Beck: And, in fact, I think it was about 3 or 4 years ago when you wrote that some 80% of everything a child learns is learned through incidental learning, or incidental hearing?

Madell: Yes, that’s correct. Given that children learn from overhearing, they need to be able to hear from more than one foot away! So again, it’s all about auditory access, and that’s why I always fit babies and children with FM systems in their CIs and their hearing aids.

Beck: Jane, one of my other favorite quotes is your response to the physician or the parent who says “the audiologist says they couldn’t test my child, so we’ll have to wait…”

Madell: I would respond, as I have many times, all children can be tested, even at birth. However, and importantly, not all clinicians can test every child. It takes a highly trained, talented, and motivated pediatric audiologist to get the information. However, when you find that audiologist, he or she can test any child, any time.

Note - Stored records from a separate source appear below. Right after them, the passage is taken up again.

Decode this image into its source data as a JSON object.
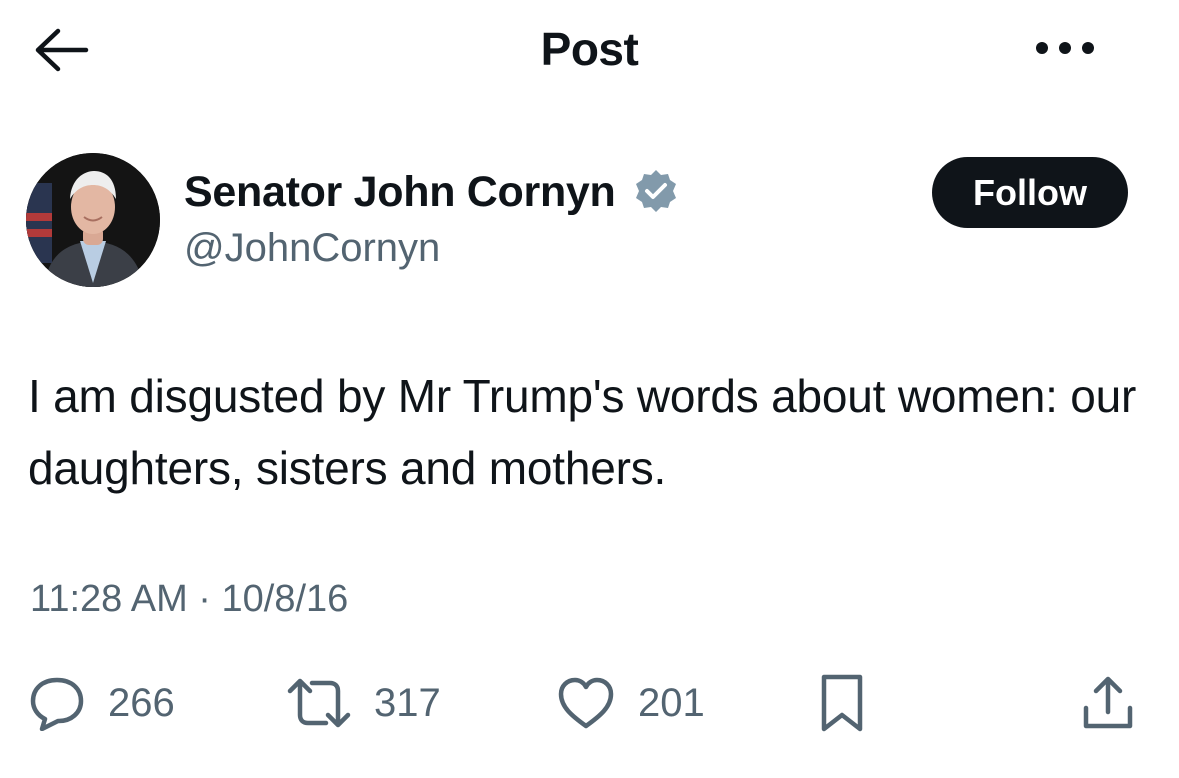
{
  "header": {
    "title": "Post",
    "back_icon": "arrow-left-icon",
    "more_icon": "more-horizontal-icon"
  },
  "author": {
    "display_name": "Senator John Cornyn",
    "handle": "@JohnCornyn",
    "verified_icon": "verified-badge-icon",
    "verified_color": "#829aab",
    "follow_label": "Follow"
  },
  "post": {
    "text": "I am disgusted by Mr Trump's words about women: our daughters, sisters and mothers.",
    "timestamp": "11:28 AM · 10/8/16"
  },
  "actions": {
    "replies": "266",
    "reposts": "317",
    "likes": "201"
  },
  "colors": {
    "text_primary": "#0f1419",
    "text_secondary": "#536471",
    "follow_bg": "#0f1419"
  }
}
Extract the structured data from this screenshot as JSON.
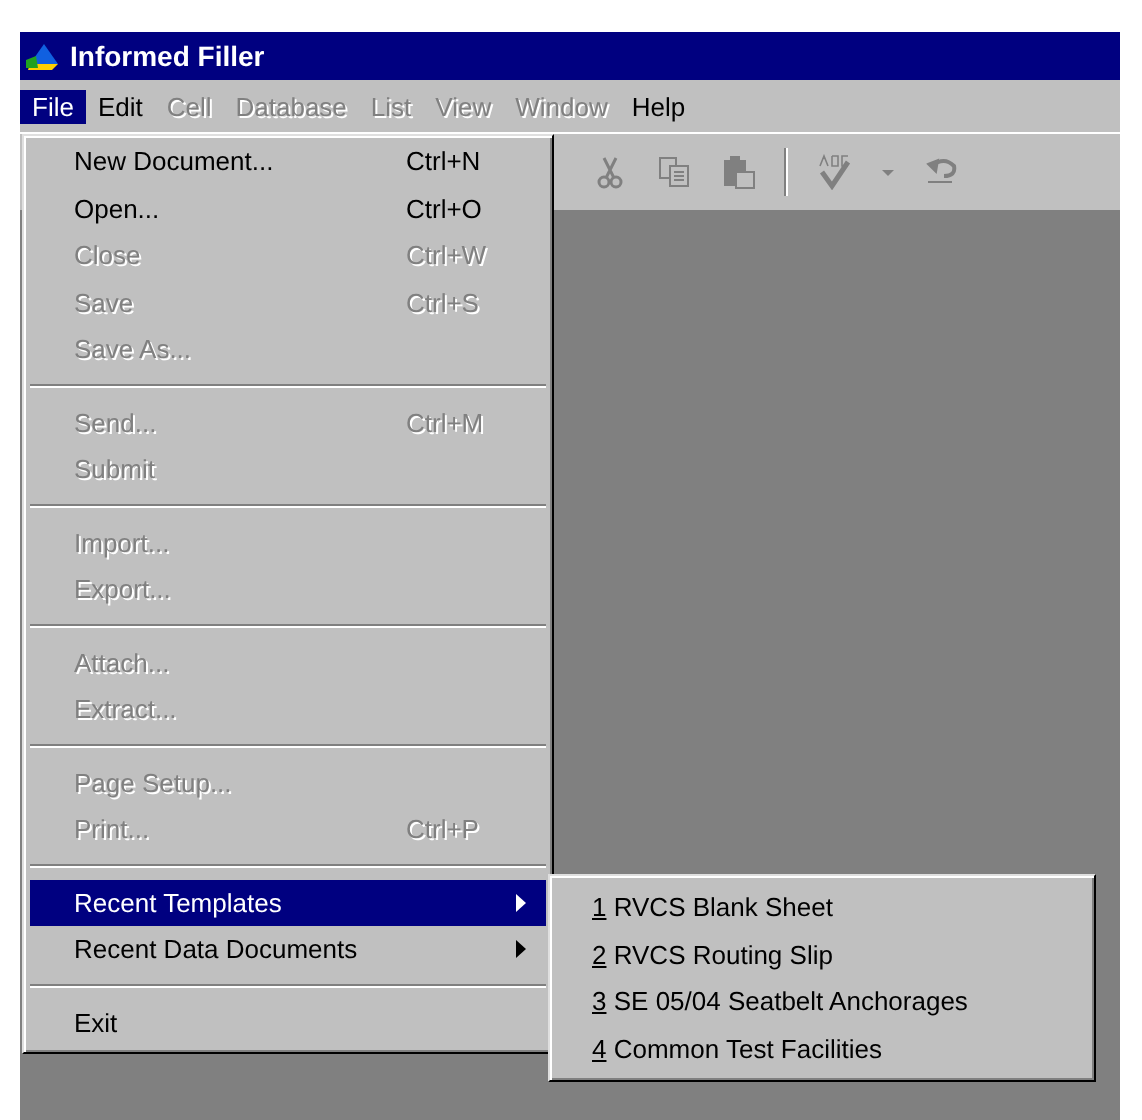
{
  "window": {
    "title": "Informed Filler"
  },
  "menu_bar": [
    {
      "label": "File",
      "selected": true,
      "disabled": false
    },
    {
      "label": "Edit",
      "selected": false,
      "disabled": false
    },
    {
      "label": "Cell",
      "selected": false,
      "disabled": true
    },
    {
      "label": "Database",
      "selected": false,
      "disabled": true
    },
    {
      "label": "List",
      "selected": false,
      "disabled": true
    },
    {
      "label": "View",
      "selected": false,
      "disabled": true
    },
    {
      "label": "Window",
      "selected": false,
      "disabled": true
    },
    {
      "label": "Help",
      "selected": false,
      "disabled": false
    }
  ],
  "file_menu": [
    {
      "kind": "item",
      "label": "New Document...",
      "shortcut": "Ctrl+N",
      "disabled": false,
      "selected": false
    },
    {
      "kind": "item",
      "label": "Open...",
      "shortcut": "Ctrl+O",
      "disabled": false,
      "selected": false
    },
    {
      "kind": "item",
      "label": "Close",
      "shortcut": "Ctrl+W",
      "disabled": true,
      "selected": false
    },
    {
      "kind": "item",
      "label": "Save",
      "shortcut": "Ctrl+S",
      "disabled": true,
      "selected": false
    },
    {
      "kind": "item",
      "label": "Save As...",
      "disabled": true,
      "selected": false
    },
    {
      "kind": "separator"
    },
    {
      "kind": "item",
      "label": "Send...",
      "shortcut": "Ctrl+M",
      "disabled": true,
      "selected": false
    },
    {
      "kind": "item",
      "label": "Submit",
      "disabled": true,
      "selected": false
    },
    {
      "kind": "separator"
    },
    {
      "kind": "item",
      "label": "Import...",
      "disabled": true,
      "selected": false
    },
    {
      "kind": "item",
      "label": "Export...",
      "disabled": true,
      "selected": false
    },
    {
      "kind": "separator"
    },
    {
      "kind": "item",
      "label": "Attach...",
      "disabled": true,
      "selected": false
    },
    {
      "kind": "item",
      "label": "Extract...",
      "disabled": true,
      "selected": false
    },
    {
      "kind": "separator"
    },
    {
      "kind": "item",
      "label": "Page Setup...",
      "disabled": true,
      "selected": false
    },
    {
      "kind": "item",
      "label": "Print...",
      "shortcut": "Ctrl+P",
      "disabled": true,
      "selected": false
    },
    {
      "kind": "separator"
    },
    {
      "kind": "submenu",
      "label": "Recent Templates",
      "disabled": false,
      "selected": true
    },
    {
      "kind": "submenu",
      "label": "Recent Data Documents",
      "disabled": false,
      "selected": false
    },
    {
      "kind": "separator"
    },
    {
      "kind": "item",
      "label": "Exit",
      "disabled": false,
      "selected": false
    }
  ],
  "recent_templates": [
    {
      "number": "1",
      "name": "RVCS Blank Sheet"
    },
    {
      "number": "2",
      "name": "RVCS Routing Slip"
    },
    {
      "number": "3",
      "name": "SE 05/04 Seatbelt Anchorages"
    },
    {
      "number": "4",
      "name": "Common Test Facilities"
    }
  ]
}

Beck: OK then…I know we’re into overtime and I have to let you run. Congratulations on what is certain to become another best-selling pediatric textbook, and please send my very best personal regards to Carol, Jace ,and Erin. Finally, a zillion congratulations on The Listening Project. It is overdue, it is insightful, and it is truly a joy to behold—and I think it needs to go viral.

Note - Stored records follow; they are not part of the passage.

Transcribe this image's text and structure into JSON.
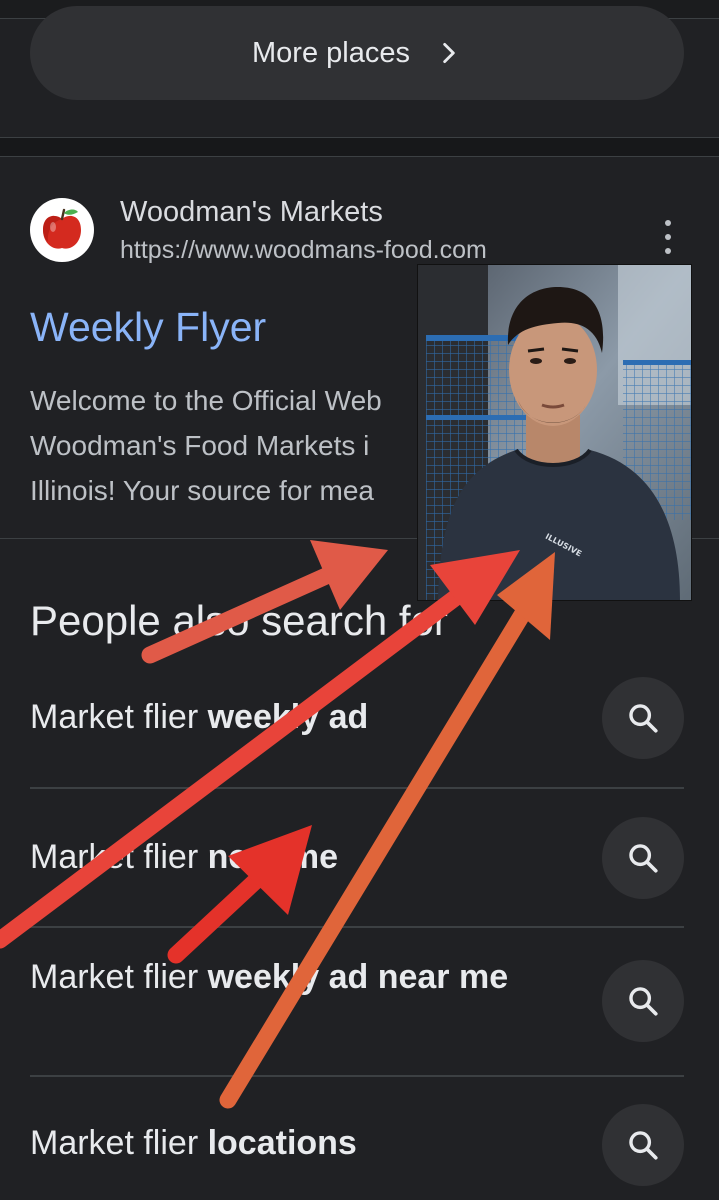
{
  "more_places": {
    "label": "More places",
    "icon": "chevron-right-icon"
  },
  "result": {
    "site_name": "Woodman's Markets",
    "url": "https://www.woodmans-food.com",
    "favicon": "apple-icon",
    "title": "Weekly Flyer",
    "snippet_lines": [
      "Welcome to the Official Web",
      "Woodman's Food Markets i",
      "Illinois! Your source for mea"
    ],
    "menu_icon": "more-vert-icon"
  },
  "overlay_photo": {
    "shirt_text": "ILLUSIVE"
  },
  "people_also_search": {
    "heading": "People also search for",
    "items": [
      {
        "prefix": "Market flier ",
        "bold": "weekly ad",
        "icon": "search-icon"
      },
      {
        "prefix": "Market flier ",
        "bold": "near me",
        "icon": "search-icon"
      },
      {
        "prefix": "Market flier ",
        "bold": "weekly ad near me",
        "icon": "search-icon"
      },
      {
        "prefix": "Market flier ",
        "bold": "locations",
        "icon": "search-icon"
      }
    ]
  },
  "colors": {
    "background": "#202124",
    "link": "#8ab4f8",
    "arrow_red": "#e8443a",
    "arrow_orange": "#e0653a"
  }
}
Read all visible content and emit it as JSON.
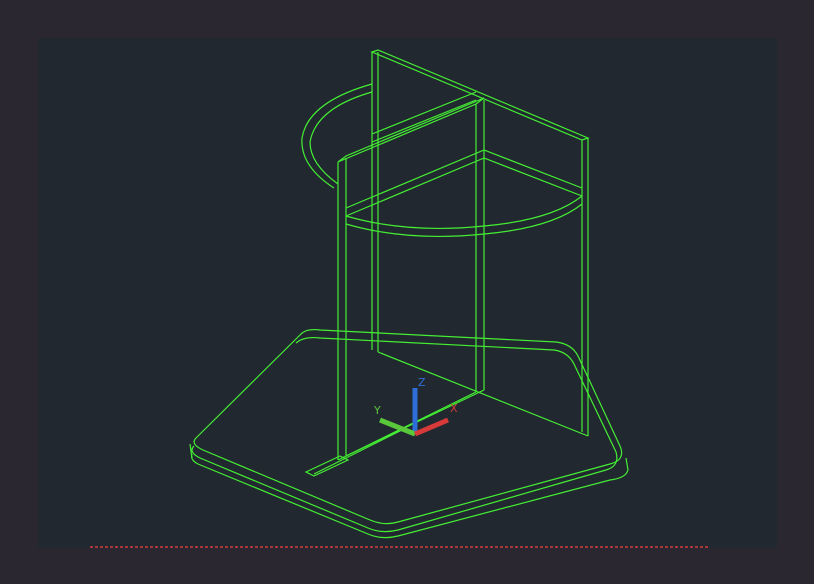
{
  "viewport": {
    "background": "#212830",
    "frame_background": "#2b2730",
    "wireframe_color": "#44ee33",
    "limit_line_color": "#d83a3a"
  },
  "ucs_icon": {
    "x_label": "X",
    "y_label": "Y",
    "z_label": "Z",
    "x_color": "#d83a3a",
    "y_color": "#59c83a",
    "z_color": "#2f6ed8"
  }
}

Madell: Thanks Doug.


  1. Madell JR, Flexer C, Wolfe W, Schaefer E. Pediatric Audiology. 3rd Ed. New York City: Thieme Publishers. In press. Available soon at:

  2. Madell JR, Flexer C. Pediatric Audiology Casebook. 2nd Ed. New York City: Thieme Publishers. In press. Available soon at:

  3. Beck DL, Behrens T. The surprising success of digital noise reduction. Hearing Review. 2016;23(5):20. Available at:

Douglas Beck, PhD

Douglas Beck, PhD

About the author: Douglas L. Beck, AuD, is Executive Director of Academic Sciences at Oticon Inc, Somerset, NJ. He has served as Editor In Chief at AudiologyOnline, and Web Content Editor for the American Academy of Audiology (AAA). Dr Beck is an Adjunct Clinical Professor of Communication Disorders and Sciences at State University of New York, Buffalo, and also serves as Senior Editor of Clinical Research for the Hearing Review’s Inside the Research column.